commission

I agreed to weave 81 square feet of tapestry. Commissions and how they work.

I agreed to weave 81 square feet of tapestry. Commissions and how they work.

The question of whether I'm nuts or not might occur to many of you, but I'd appreciate it if you'd just think of me as a little bit driven. I did indeed contract to weave a very large tapestry this year. Actually, it has been in the works for almost a year now and I'm finally getting to the actual process of weaving. 

How does the commission process work?

Artists handle commissions in different ways, but this is how I've done it thus far.

Someone contacts me and wants me to weave something for them. (Yay!!! Happy Dance!! Someone loves my work!)

Let's start the year as we intend to go on

Let's start the year as we intend to go on

I decided that I'd start the year with some of the most important things: my family and making art. Today was the day to dive back into the big commission. It had to be redesigned this fall and the new iteration is better than the original. The piece is a little smaller, but still big enough to make me wonder, how long WILL this take me to weave? It will be 9 by 9 feet woven in three panels which will hang next to each other.

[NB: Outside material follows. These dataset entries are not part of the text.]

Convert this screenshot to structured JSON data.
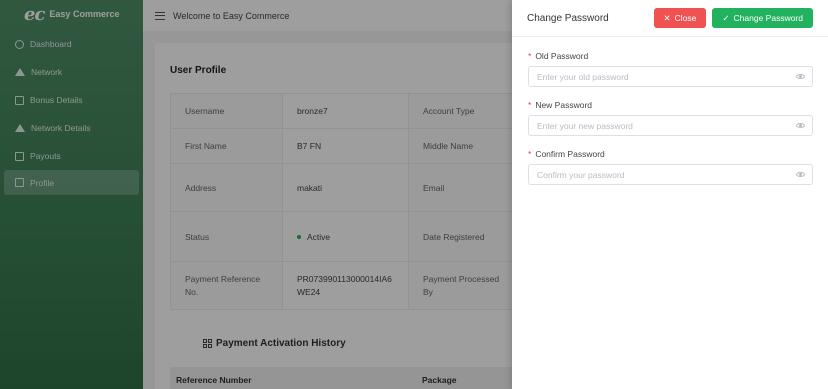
{
  "brand": {
    "logo": "ec",
    "name": "Easy Commerce"
  },
  "sidebar": {
    "items": [
      {
        "label": "Dashboard"
      },
      {
        "label": "Network"
      },
      {
        "label": "Bonus Details"
      },
      {
        "label": "Network Details"
      },
      {
        "label": "Payouts"
      },
      {
        "label": "Profile"
      }
    ]
  },
  "header": {
    "title": "Welcome to Easy Commerce"
  },
  "profile": {
    "title": "User Profile",
    "rows": [
      {
        "l1": "Username",
        "v1": "bronze7",
        "l2": "Account Type"
      },
      {
        "l1": "First Name",
        "v1": "B7 FN",
        "l2": "Middle Name"
      },
      {
        "l1": "Address",
        "v1": "makati",
        "l2": "Email"
      },
      {
        "l1": "Status",
        "v1": "Active",
        "l2": "Date Registered"
      },
      {
        "l1": "Payment Reference No.",
        "v1": "PR073990113000014IA6WE24",
        "l2": "Payment Processed By"
      }
    ]
  },
  "history": {
    "title": "Payment Activation History",
    "columns": [
      "Reference Number",
      "Package"
    ]
  },
  "drawer": {
    "title": "Change Password",
    "close_label": "Close",
    "submit_label": "Change Password",
    "fields": [
      {
        "label": "Old Password",
        "placeholder": "Enter your old password",
        "value": ""
      },
      {
        "label": "New Password",
        "placeholder": "Enter your new password",
        "value": ""
      },
      {
        "label": "Confirm Password",
        "placeholder": "Confirm your password",
        "value": ""
      }
    ]
  },
  "colors": {
    "sidebar": "#3c7f56",
    "danger": "#f05252",
    "success": "#22b25f"
  }
}
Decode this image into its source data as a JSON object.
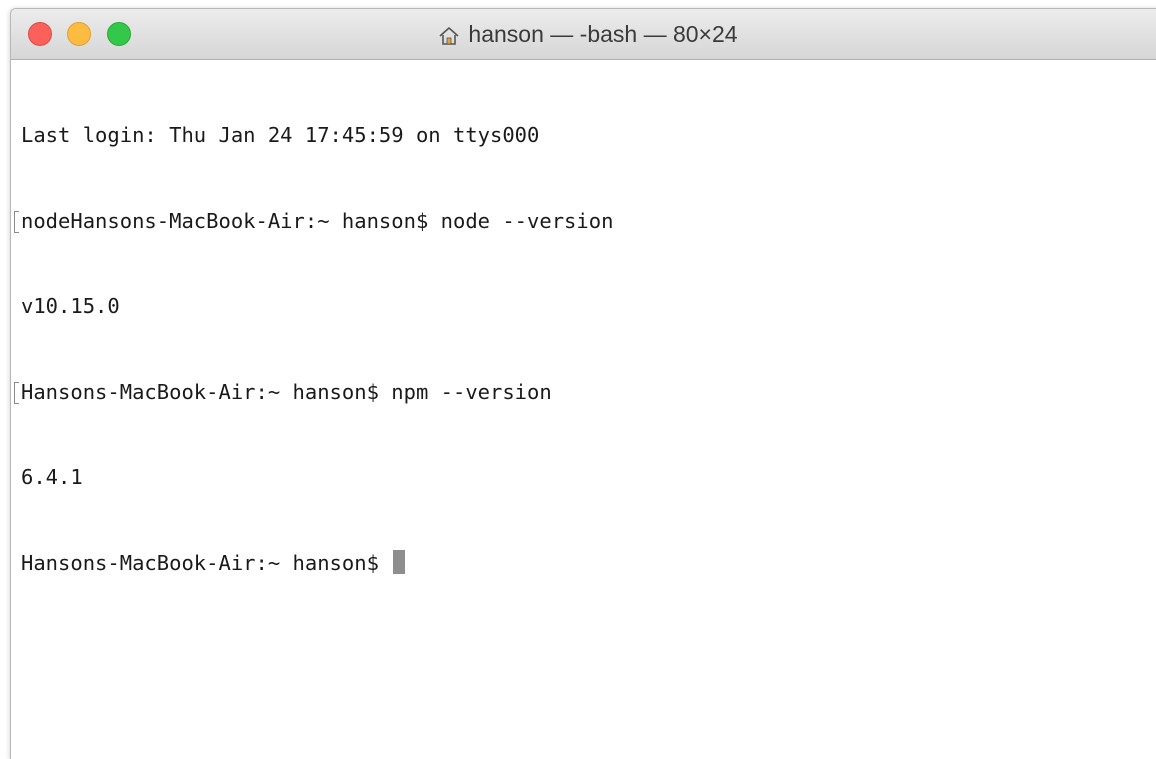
{
  "window": {
    "title": "hanson — -bash — 80×24",
    "title_icon": "home-icon",
    "traffic_lights": {
      "close_color": "#fc605b",
      "minimize_color": "#fdbc40",
      "zoom_color": "#34c84a"
    }
  },
  "terminal": {
    "lines": [
      {
        "text": "Last login: Thu Jan 24 17:45:59 on ttys000",
        "marked": false
      },
      {
        "text": "nodeHansons-MacBook-Air:~ hanson$ node --version",
        "marked": true
      },
      {
        "text": "v10.15.0",
        "marked": false
      },
      {
        "text": "Hansons-MacBook-Air:~ hanson$ npm --version",
        "marked": true
      },
      {
        "text": "6.4.1",
        "marked": false
      }
    ],
    "prompt": "Hansons-MacBook-Air:~ hanson$ "
  }
}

I am a continual optimist, but sometimes that gets me into trouble. I tend to underestimate how long things will take me to complete and thus often cause myself a lot of stress with deadlines that can't be met. I dropped all pretense of deadlines on this piece when we decided to do a redesign. Once it is on the loom I'll time myself consistently for a month and at the end I should be able to make a fairly accurate prediction of when I can have the piece finished... if I actually factor in the other things on my calendar of course. This is clearly not a fool-proof plan.

So today is January 1st and it was a great time to pull out the yarn samples that were dyed last summer and figure out the next steps in the dye process. I lined up the gradation the client and I agreed on and realized I needed some additions. I prepped the sample skeins and then started looking at the part of the design for which I haven't dyed samples yet.

Courage

Courage

There are occasional days where I find myself curled up in a ball on the floor of my studio hoping things will be different when I finally prop myself back up emotionally enough to continue. This doesn't happen often, but yesterday was one of those days. I stepped backwards and tripped over my spinning wheel, landing in a pile of yarn and fleece (thank goodness for small mercies and the soft nature of my medium) and I lay there and cried. I wasn't hurt, just frustrated by how far behind I felt and by the mound of items on my to-do list that never get done.

I don't always know what causes these days where things feel so hard, but I'm noticing lately that many people are feeling the same way. This makes me feel like less of a loser for the struggle and it reminds me that we need to support each other when times feel tough. 

It is big. And I mean BIG!

It is big. And I mean BIG!

Shocked again. I still can't believe how big it is, this tapestry I'm about to start weaving.

There was another moment in April when I was shocked by the size of the piece. But time makes one forget and there were a lot of workshops to teach between April and today. So when I got the cartoon officially blown up last week, I had another shock.

In April I was an artist-in-residence at Hambidge in Georgia and I spent some of the time creating a full-size mock-up of this tapestry design. It was just done in cheap paper and my goal was just to see the true size of the forms and to be able to move them around at full size to see if I liked them. I also needed to check what the curves would actually look like so I could choose an appropriate sett for the piece.